The information available today, between books, the Internet and more, amounts to approximately 1,200 exabytes – that’s 1,200 billion gigabytes – of data. If all of that were stored on CDs, the discs would form five stacks, each tall enough to reach the moon.
Big data – sets of information that are too large to process using traditional computing methods – offers new opportunities for researchers, equipping them with new insights and processes to tackle new challenges.
To discover new applications for these massive data sets, nearly 200 researchers, graduate students and staff from a variety of fields joined forces last week for a one-day workshop called ‘Tools to Tackle Big Data’.

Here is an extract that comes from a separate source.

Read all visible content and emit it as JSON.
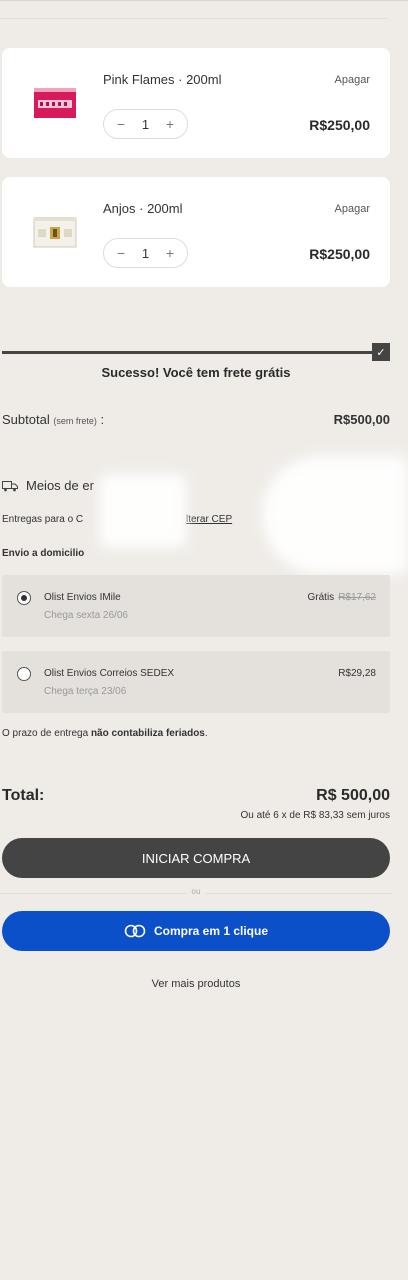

“As academics, we are often called upon to help develop solutions for many societal and environmental problems that the world faces today,” said Professor Farid Najm, ECE chair, “what some have called the ‘grand challenges’ in such areas as health, economic development, sustainability and the environment.
“These problems often require more than just ‘point solutions’ to specific technical problems, but a synthesis of a variety of solutions and approaches from across the many disciplines of engineering and science.”

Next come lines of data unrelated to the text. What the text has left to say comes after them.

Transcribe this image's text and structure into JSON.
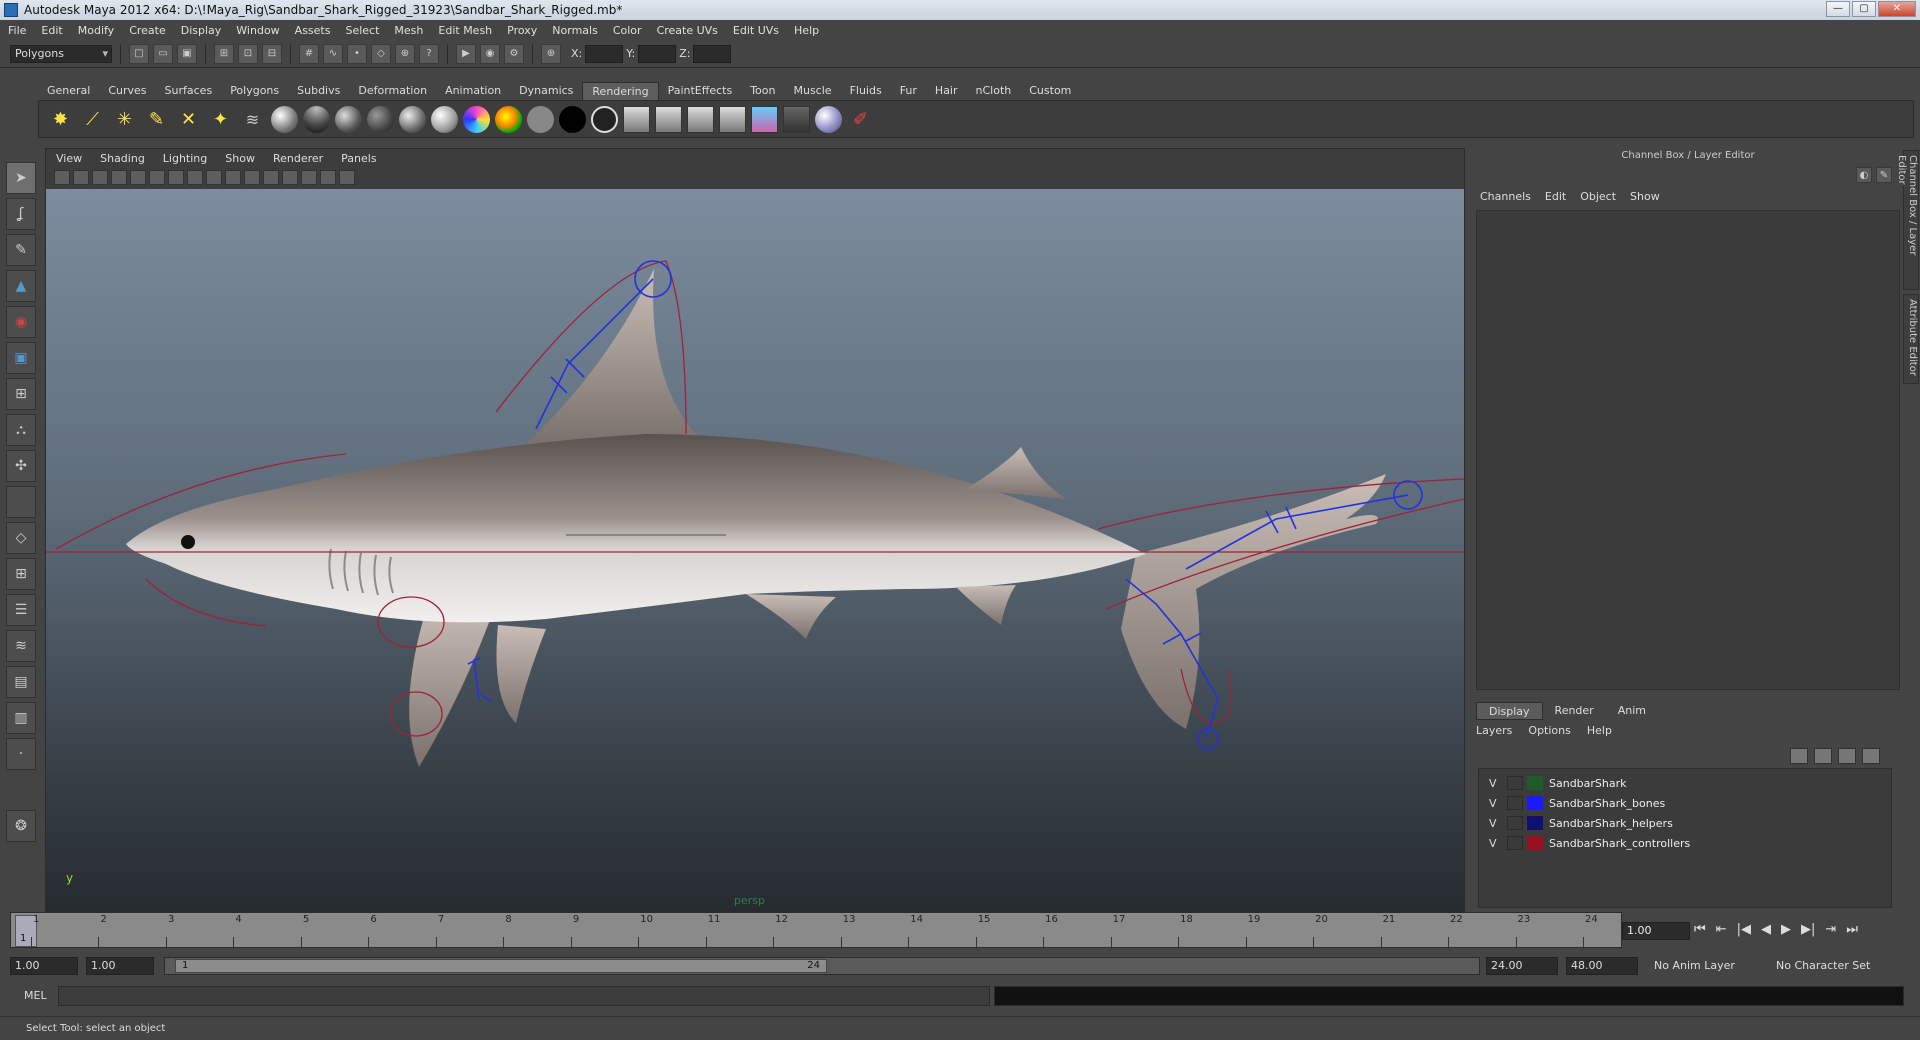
{
  "window": {
    "title": "Autodesk Maya 2012 x64: D:\\!Maya_Rig\\Sandbar_Shark_Rigged_31923\\Sandbar_Shark_Rigged.mb*",
    "minimize": "—",
    "maximize": "▢",
    "close": "✕"
  },
  "menubar": [
    "File",
    "Edit",
    "Modify",
    "Create",
    "Display",
    "Window",
    "Assets",
    "Select",
    "Mesh",
    "Edit Mesh",
    "Proxy",
    "Normals",
    "Color",
    "Create UVs",
    "Edit UVs",
    "Help"
  ],
  "statusline": {
    "mode": "Polygons",
    "x_label": "X:",
    "y_label": "Y:",
    "z_label": "Z:"
  },
  "shelf": {
    "tabs": [
      "General",
      "Curves",
      "Surfaces",
      "Polygons",
      "Subdivs",
      "Deformation",
      "Animation",
      "Dynamics",
      "Rendering",
      "PaintEffects",
      "Toon",
      "Muscle",
      "Fluids",
      "Fur",
      "Hair",
      "nCloth",
      "Custom"
    ],
    "active_tab": "Rendering"
  },
  "viewport": {
    "menu": [
      "View",
      "Shading",
      "Lighting",
      "Show",
      "Renderer",
      "Panels"
    ],
    "camera": "persp",
    "axis_y": "y"
  },
  "channel_box": {
    "title": "Channel Box / Layer Editor",
    "menu": [
      "Channels",
      "Edit",
      "Object",
      "Show"
    ],
    "side_tabs": [
      "Channel Box / Layer Editor",
      "Attribute Editor"
    ]
  },
  "layer_editor": {
    "tabs": [
      "Display",
      "Render",
      "Anim"
    ],
    "active_tab": "Display",
    "menu": [
      "Layers",
      "Options",
      "Help"
    ],
    "layers": [
      {
        "visible": "V",
        "name": "SandbarShark",
        "color": "#1f5a2a"
      },
      {
        "visible": "V",
        "name": "SandbarShark_bones",
        "color": "#1a1aff"
      },
      {
        "visible": "V",
        "name": "SandbarShark_helpers",
        "color": "#101070"
      },
      {
        "visible": "V",
        "name": "SandbarShark_controllers",
        "color": "#9a1020"
      }
    ]
  },
  "timeline": {
    "ticks": [
      "1",
      "2",
      "3",
      "4",
      "5",
      "6",
      "7",
      "8",
      "9",
      "10",
      "11",
      "12",
      "13",
      "14",
      "15",
      "16",
      "17",
      "18",
      "19",
      "20",
      "21",
      "22",
      "23",
      "24"
    ],
    "current_frame_marker": "1",
    "current_frame": "1.00"
  },
  "range": {
    "start": "1.00",
    "playback_start": "1.00",
    "handle_start": "1",
    "handle_end": "24",
    "playback_end": "24.00",
    "end": "48.00",
    "anim_layer": "No Anim Layer",
    "character_set": "No Character Set"
  },
  "command": {
    "label": "MEL"
  },
  "help_line": "Select Tool: select an object"
}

Speakers from across the Faculty, as well as industry partners from IBM, highlighted many parallel initiatives employing big data and their inherent challenges. The datacentres we rely on to store and process this deluge of data, for example, are physically huge, inefficient and energy-expensive.
“I have been working on this for a long time,” said Professor Cristiana Amza (ECE), who pointed out the growing gap between the rate at which technology is improving and the ratewe’re collecting data. “The success stories have been scarce.”
ECE’s Professor Brendan Frey opened his talk by asking the audience to consider why each was there—what they wanted out of the day, and what they knew or wondered about big data. Responses ranged from “What is it?” to concerns over privacy and security.
“One of the big problems with big data is that, if you’re not careful, you’re going to generate a lot of stuff that nobody cares about,” said Professor Frey. His talk focused on the data science he and his group use to decipher parts crucial in regulating the three-billion letter-code human genome.
Graduate students presented posters over coffee and lunch breaks, while attendees networked. Professor Tony Chan Carusone, ECE’s associate chair of research, connected engineers and computer scientists with those who could benefit from employing data tools to solve problems in their fields.